SUPPLIED MATERIAL:
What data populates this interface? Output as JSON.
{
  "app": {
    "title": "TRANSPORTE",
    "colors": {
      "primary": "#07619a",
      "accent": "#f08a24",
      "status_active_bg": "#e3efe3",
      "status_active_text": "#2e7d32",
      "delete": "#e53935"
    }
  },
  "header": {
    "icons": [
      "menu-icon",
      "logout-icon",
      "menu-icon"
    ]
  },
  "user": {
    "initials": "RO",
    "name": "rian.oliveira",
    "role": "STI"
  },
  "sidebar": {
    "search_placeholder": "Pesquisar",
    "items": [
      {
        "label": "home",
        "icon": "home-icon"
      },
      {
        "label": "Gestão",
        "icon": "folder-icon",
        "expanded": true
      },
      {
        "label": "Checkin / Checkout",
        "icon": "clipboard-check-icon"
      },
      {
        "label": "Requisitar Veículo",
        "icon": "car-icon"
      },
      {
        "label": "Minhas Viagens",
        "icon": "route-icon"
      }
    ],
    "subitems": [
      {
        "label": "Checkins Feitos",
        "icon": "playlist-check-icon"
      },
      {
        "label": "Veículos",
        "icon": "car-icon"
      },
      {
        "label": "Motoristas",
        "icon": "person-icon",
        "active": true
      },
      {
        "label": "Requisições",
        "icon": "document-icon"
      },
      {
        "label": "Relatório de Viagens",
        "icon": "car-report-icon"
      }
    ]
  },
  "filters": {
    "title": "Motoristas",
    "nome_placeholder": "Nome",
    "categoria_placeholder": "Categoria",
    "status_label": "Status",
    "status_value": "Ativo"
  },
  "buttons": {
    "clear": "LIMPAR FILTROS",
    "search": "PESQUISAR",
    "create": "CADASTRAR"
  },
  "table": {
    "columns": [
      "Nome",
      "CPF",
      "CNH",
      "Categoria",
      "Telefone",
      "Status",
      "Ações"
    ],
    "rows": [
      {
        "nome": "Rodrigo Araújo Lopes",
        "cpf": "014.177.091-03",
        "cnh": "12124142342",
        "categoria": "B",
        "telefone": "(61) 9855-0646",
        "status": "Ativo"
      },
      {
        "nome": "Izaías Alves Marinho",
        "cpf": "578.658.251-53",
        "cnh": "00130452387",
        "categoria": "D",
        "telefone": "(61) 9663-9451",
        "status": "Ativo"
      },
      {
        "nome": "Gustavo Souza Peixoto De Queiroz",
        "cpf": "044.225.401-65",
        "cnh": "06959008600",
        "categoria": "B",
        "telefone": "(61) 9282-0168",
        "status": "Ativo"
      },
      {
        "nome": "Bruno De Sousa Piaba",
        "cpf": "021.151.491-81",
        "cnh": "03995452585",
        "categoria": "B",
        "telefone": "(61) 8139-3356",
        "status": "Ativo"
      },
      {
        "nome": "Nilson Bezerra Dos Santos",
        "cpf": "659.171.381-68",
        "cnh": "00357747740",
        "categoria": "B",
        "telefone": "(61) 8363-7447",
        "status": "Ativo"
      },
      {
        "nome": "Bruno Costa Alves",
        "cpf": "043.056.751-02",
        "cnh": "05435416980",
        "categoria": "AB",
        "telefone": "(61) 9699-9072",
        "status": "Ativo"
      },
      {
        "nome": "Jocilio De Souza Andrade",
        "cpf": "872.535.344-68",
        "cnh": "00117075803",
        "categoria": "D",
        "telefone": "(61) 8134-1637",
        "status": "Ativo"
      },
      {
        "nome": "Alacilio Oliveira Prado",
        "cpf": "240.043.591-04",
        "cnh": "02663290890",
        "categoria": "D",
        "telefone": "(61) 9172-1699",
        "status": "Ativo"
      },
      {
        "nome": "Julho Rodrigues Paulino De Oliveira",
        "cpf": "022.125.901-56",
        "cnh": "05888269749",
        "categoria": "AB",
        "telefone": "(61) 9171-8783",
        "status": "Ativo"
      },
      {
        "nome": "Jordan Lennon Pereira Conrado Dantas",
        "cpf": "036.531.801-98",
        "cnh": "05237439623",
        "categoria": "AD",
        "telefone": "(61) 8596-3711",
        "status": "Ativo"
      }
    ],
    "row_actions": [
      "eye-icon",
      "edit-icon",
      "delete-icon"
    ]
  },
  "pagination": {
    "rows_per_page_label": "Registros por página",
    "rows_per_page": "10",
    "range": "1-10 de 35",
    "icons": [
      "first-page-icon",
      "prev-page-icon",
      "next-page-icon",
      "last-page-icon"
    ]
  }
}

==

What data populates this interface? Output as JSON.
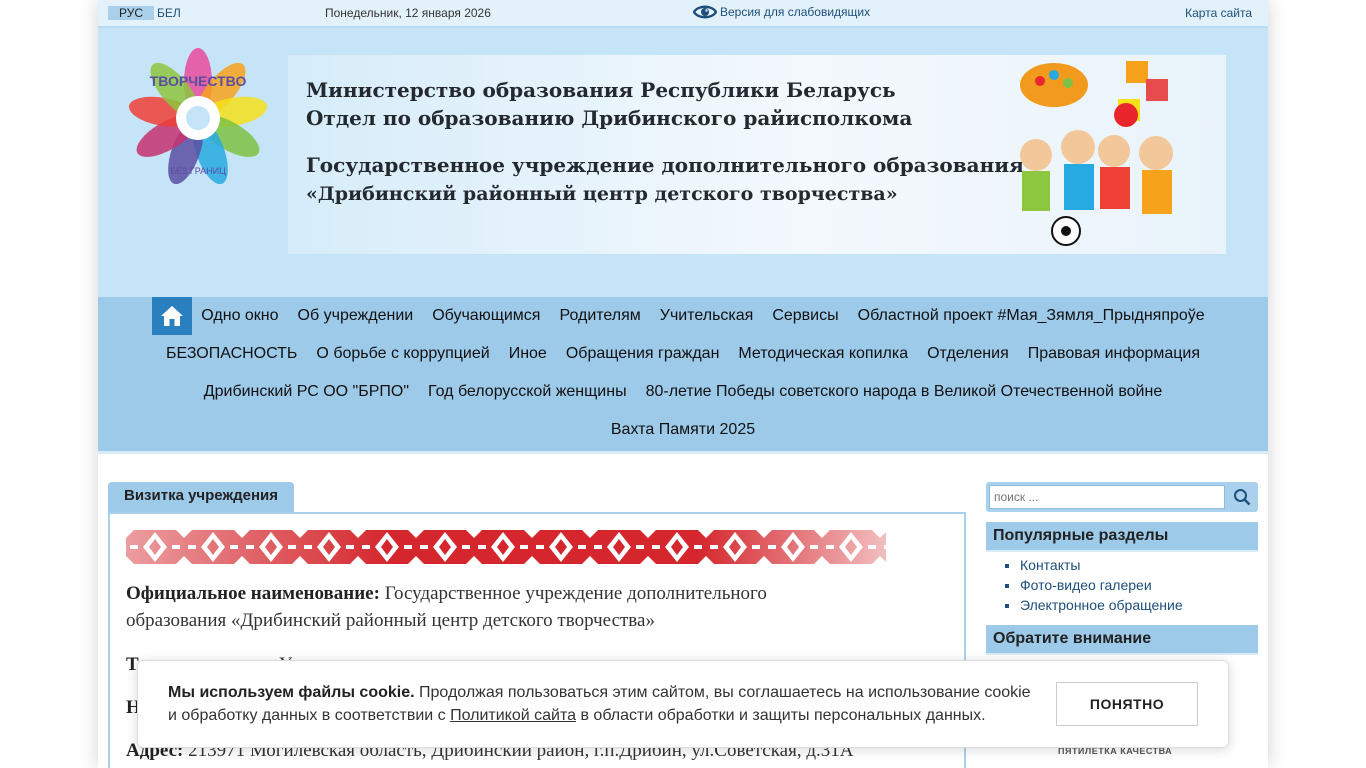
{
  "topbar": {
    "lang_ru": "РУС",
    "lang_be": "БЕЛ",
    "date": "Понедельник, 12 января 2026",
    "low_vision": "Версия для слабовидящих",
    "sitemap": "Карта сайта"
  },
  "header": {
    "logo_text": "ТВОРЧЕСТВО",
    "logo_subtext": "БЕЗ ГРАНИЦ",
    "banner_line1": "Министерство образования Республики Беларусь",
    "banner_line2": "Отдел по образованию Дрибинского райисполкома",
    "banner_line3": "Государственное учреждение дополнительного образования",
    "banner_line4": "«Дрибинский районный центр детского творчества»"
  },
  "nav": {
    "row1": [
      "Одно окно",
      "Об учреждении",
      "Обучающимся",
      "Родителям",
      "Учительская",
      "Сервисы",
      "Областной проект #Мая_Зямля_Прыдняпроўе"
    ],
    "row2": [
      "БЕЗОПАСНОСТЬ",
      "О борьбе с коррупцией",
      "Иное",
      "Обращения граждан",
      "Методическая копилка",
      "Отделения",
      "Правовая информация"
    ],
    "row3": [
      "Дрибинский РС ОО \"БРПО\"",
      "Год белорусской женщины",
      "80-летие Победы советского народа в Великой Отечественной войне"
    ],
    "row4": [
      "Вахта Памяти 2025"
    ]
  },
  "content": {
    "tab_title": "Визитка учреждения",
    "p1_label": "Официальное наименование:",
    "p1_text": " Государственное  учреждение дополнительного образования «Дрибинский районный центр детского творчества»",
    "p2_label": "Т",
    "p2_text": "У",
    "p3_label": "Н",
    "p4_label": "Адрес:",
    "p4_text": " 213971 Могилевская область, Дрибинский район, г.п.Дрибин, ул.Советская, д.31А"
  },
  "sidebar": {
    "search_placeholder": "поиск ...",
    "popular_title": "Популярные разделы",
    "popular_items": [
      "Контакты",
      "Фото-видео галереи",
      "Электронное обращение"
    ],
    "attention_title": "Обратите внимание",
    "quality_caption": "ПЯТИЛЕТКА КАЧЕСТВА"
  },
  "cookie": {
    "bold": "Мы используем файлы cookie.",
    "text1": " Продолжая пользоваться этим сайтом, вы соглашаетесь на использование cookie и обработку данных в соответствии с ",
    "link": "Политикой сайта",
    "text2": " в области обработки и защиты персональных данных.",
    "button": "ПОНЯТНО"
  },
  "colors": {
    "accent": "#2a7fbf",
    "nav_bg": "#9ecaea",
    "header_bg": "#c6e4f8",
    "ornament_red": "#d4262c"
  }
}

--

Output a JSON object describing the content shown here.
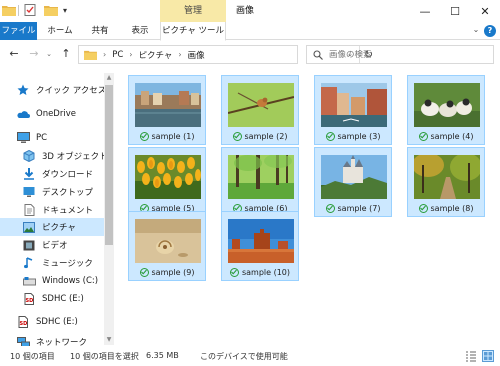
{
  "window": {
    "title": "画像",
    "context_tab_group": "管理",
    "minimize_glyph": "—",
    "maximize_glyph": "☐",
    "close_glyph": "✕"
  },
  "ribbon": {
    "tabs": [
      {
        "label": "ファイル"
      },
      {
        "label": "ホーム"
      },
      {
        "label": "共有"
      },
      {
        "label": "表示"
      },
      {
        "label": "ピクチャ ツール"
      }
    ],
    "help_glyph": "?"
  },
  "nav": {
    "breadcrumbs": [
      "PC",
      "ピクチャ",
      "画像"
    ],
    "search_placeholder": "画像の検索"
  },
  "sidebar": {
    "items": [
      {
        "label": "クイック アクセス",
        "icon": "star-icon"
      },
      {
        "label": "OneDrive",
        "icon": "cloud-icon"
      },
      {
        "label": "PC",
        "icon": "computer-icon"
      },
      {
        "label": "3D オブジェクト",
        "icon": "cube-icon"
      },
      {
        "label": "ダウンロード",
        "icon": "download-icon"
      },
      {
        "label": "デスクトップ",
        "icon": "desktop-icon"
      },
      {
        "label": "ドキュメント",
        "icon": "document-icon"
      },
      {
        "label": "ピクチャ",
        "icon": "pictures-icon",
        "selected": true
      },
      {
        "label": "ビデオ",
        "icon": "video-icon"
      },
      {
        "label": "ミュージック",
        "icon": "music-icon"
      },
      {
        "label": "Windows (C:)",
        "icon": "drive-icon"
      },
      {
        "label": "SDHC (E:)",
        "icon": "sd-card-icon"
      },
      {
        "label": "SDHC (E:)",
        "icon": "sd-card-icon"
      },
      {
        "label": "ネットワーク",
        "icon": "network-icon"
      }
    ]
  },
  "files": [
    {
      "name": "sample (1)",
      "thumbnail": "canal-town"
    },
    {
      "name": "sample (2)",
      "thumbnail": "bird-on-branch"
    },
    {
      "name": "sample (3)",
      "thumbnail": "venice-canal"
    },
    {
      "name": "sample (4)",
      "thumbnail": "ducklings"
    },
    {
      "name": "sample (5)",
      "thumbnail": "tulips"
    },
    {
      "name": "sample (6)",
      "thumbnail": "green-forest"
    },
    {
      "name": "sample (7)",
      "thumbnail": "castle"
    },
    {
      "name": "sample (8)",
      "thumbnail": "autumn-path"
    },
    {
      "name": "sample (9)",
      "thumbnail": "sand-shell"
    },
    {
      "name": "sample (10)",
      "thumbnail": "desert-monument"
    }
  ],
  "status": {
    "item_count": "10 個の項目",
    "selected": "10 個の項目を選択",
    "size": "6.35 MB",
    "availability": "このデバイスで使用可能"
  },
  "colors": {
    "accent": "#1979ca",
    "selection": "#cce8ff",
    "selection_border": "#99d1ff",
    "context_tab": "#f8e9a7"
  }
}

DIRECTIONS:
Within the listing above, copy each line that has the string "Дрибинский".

EXPECTED ANSWER:
    "banner_line4": "«Дрибинский районный центр детского творчества»"
      "Дрибинский РС ОО \"БРПО\"",
    "p1_text": " Государственное  учреждение дополнительного образования «Дрибинский районный центр детского творчества»",
    "p4_text": " 213971 Могилевская область, Дрибинский район, г.п.Дрибин, ул.Советская, д.31А"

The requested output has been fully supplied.